WORK TO BE COMPLETED. Copy all lines containing the string "application" from the records below.

[Website and app data records]
○ ○ ○ ○ ○ ○ ○
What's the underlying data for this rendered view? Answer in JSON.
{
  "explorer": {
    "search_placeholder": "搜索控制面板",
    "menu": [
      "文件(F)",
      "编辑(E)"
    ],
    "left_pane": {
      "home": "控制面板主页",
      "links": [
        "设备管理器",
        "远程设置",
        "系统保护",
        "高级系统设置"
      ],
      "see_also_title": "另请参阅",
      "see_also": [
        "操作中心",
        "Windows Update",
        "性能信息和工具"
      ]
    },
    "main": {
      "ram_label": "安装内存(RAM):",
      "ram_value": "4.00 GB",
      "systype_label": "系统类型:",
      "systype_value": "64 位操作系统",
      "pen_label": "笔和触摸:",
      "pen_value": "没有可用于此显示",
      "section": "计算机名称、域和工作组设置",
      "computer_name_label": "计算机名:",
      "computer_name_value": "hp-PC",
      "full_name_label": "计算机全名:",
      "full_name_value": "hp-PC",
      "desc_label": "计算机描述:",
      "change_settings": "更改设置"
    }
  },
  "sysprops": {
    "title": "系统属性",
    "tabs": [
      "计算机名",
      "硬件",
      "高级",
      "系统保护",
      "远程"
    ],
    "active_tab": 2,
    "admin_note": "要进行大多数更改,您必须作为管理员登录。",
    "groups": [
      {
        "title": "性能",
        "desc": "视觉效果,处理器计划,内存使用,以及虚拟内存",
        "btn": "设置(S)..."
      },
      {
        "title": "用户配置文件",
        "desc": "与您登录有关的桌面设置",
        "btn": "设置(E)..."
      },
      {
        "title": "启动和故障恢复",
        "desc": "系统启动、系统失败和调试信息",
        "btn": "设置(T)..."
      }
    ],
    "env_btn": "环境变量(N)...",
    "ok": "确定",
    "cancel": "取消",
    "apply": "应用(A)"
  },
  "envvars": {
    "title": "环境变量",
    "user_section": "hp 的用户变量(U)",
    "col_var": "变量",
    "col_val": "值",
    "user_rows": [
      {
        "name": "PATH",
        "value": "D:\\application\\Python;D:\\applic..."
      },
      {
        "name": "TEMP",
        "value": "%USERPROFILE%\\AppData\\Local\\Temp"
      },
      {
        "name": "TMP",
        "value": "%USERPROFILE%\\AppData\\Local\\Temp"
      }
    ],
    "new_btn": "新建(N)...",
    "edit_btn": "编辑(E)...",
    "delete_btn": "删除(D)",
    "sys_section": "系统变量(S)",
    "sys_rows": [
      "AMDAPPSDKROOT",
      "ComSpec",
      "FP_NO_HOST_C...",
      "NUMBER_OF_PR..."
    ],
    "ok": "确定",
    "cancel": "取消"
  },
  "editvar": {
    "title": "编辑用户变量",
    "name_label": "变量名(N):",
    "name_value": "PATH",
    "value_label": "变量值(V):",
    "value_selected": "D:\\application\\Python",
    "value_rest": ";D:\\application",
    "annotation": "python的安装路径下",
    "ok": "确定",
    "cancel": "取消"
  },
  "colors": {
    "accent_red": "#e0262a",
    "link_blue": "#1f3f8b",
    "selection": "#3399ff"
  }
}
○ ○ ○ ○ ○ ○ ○
RESPONSE TO THIS TASK.
        "value": "D:\\application\\Python;D:\\applic..."
    "value_selected": "D:\\application\\Python",
    "value_rest": ";D:\\application",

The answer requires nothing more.